Component data from apps and pages:

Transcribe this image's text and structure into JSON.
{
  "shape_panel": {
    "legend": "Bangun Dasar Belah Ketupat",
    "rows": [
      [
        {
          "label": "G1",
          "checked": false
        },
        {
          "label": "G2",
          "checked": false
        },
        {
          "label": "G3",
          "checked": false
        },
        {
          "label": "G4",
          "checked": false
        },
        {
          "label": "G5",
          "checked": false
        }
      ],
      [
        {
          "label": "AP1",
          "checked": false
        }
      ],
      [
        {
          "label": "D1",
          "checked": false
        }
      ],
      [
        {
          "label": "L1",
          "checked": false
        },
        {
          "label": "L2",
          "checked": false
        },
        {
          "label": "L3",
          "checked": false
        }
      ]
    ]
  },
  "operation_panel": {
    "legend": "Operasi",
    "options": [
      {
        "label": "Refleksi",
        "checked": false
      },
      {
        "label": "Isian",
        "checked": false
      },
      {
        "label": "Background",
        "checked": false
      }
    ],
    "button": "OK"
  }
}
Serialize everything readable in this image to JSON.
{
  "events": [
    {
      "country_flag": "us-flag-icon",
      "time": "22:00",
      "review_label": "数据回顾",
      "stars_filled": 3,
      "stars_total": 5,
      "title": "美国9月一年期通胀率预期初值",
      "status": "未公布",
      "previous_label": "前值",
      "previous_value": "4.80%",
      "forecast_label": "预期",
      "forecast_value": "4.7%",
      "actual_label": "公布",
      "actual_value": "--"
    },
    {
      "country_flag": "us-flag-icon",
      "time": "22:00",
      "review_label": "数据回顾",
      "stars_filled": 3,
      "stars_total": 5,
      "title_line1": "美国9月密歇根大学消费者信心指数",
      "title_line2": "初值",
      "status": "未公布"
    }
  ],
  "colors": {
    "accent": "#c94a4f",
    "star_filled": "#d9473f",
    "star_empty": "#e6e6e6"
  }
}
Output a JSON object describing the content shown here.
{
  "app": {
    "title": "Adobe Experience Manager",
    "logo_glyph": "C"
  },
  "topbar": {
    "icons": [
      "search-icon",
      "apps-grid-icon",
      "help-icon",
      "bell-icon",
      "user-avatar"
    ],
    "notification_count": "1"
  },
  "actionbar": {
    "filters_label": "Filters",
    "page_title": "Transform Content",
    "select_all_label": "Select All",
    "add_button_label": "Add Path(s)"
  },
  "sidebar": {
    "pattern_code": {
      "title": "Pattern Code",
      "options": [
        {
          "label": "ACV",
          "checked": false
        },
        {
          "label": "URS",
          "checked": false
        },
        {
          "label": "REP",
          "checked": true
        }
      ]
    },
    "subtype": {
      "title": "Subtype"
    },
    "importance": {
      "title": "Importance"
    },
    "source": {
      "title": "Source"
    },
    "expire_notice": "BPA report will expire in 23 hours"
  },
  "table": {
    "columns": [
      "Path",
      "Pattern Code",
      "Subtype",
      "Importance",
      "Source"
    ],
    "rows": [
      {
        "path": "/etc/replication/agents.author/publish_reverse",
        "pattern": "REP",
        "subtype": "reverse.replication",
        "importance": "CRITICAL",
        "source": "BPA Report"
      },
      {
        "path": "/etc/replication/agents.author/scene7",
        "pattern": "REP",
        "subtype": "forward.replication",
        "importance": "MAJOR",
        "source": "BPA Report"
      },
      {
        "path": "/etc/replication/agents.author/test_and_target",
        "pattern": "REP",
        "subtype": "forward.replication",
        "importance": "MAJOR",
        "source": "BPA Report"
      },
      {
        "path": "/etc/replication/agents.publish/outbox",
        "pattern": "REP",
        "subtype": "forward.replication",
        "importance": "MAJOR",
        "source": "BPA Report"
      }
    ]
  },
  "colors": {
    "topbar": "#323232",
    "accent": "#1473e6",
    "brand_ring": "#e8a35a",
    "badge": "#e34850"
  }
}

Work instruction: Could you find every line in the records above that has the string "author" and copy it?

Written response:
        "path": "/etc/replication/agents.author/publish_reverse",
        "path": "/etc/replication/agents.author/scene7",
        "path": "/etc/replication/agents.author/test_and_target",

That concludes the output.